▸ Task to complete
Copy each line that contains the string "title", taking them from the material.
-------- Task inputs --------
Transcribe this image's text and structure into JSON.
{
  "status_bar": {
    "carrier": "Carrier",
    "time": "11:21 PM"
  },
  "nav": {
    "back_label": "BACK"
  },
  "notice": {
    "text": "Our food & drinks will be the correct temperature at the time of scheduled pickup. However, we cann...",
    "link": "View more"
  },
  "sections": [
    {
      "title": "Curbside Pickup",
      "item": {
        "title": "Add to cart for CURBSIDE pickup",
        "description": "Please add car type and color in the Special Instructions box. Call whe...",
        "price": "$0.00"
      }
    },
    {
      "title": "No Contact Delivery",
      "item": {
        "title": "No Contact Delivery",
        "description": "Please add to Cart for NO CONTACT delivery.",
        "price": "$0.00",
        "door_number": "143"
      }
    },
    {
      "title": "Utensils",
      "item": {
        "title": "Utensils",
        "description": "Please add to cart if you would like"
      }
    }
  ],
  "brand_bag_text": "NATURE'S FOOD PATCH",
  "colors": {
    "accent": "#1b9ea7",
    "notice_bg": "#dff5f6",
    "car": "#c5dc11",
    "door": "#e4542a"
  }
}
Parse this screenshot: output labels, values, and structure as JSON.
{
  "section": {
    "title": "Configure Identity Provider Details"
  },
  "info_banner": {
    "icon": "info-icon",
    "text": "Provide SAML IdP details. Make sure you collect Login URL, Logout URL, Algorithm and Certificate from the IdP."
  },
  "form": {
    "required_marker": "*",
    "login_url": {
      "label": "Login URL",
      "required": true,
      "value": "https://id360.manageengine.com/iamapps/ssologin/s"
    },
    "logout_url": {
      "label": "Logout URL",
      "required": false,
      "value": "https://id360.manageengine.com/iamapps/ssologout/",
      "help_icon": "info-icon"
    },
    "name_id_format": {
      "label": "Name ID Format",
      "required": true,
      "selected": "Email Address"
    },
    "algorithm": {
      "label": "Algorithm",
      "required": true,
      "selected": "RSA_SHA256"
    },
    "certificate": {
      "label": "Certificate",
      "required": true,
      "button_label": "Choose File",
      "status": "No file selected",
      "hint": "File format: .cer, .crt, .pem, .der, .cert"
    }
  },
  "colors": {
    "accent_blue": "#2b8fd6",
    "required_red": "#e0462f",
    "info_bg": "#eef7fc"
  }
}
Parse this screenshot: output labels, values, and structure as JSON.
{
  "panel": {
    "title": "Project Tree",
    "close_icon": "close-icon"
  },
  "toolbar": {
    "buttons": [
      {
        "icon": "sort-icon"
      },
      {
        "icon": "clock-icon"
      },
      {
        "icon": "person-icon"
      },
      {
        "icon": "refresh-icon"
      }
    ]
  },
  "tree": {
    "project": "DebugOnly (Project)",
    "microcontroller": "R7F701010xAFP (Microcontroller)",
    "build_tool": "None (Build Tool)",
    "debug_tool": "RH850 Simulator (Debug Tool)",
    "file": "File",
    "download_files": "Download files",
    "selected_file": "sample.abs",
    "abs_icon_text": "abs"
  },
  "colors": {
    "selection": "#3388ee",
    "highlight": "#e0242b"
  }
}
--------
▸ Answer to the exercise
      "title": "Curbside Pickup",
        "title": "Add to cart for CURBSIDE pickup",
      "title": "No Contact Delivery",
        "title": "No Contact Delivery",
      "title": "Utensils",
        "title": "Utensils",
    "title": "Configure Identity Provider Details"
    "title": "Project Tree",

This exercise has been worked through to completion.